What you are asked to do: Your answer should be the lines of the data below that contain "ReflectionFunction".
BEGIN
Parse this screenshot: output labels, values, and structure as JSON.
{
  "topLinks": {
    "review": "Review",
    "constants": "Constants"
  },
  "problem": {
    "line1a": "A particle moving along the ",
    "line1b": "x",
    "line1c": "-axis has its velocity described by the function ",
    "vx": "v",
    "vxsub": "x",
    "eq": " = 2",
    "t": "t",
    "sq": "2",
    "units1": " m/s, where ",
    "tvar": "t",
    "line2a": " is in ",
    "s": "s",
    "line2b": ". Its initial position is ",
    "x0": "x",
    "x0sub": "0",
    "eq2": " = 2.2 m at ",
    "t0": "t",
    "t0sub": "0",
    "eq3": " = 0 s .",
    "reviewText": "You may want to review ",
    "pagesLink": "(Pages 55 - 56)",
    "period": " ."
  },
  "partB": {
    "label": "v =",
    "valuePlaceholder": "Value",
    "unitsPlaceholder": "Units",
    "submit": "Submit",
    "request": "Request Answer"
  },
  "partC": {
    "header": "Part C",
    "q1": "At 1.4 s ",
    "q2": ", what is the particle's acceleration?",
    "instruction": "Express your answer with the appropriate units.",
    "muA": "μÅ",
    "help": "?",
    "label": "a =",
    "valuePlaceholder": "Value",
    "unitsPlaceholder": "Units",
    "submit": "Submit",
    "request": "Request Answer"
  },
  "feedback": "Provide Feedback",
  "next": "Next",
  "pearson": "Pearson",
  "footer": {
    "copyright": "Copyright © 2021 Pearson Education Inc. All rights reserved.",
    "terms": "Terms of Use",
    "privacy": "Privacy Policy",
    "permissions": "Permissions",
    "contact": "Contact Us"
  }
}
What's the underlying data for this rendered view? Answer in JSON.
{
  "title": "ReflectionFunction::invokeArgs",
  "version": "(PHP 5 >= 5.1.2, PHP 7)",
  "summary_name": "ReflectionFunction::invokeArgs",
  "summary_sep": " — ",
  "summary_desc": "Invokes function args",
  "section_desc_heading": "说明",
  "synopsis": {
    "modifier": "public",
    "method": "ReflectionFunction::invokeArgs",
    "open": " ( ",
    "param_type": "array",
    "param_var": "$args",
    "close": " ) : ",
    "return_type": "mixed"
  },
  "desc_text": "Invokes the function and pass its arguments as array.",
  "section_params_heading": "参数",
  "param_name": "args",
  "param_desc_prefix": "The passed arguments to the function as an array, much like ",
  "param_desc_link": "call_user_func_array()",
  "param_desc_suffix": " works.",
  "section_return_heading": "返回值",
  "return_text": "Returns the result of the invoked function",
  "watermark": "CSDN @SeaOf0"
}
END
Response to this task:
  "title": "ReflectionFunction::invokeArgs",
  "summary_name": "ReflectionFunction::invokeArgs",
    "method": "ReflectionFunction::invokeArgs",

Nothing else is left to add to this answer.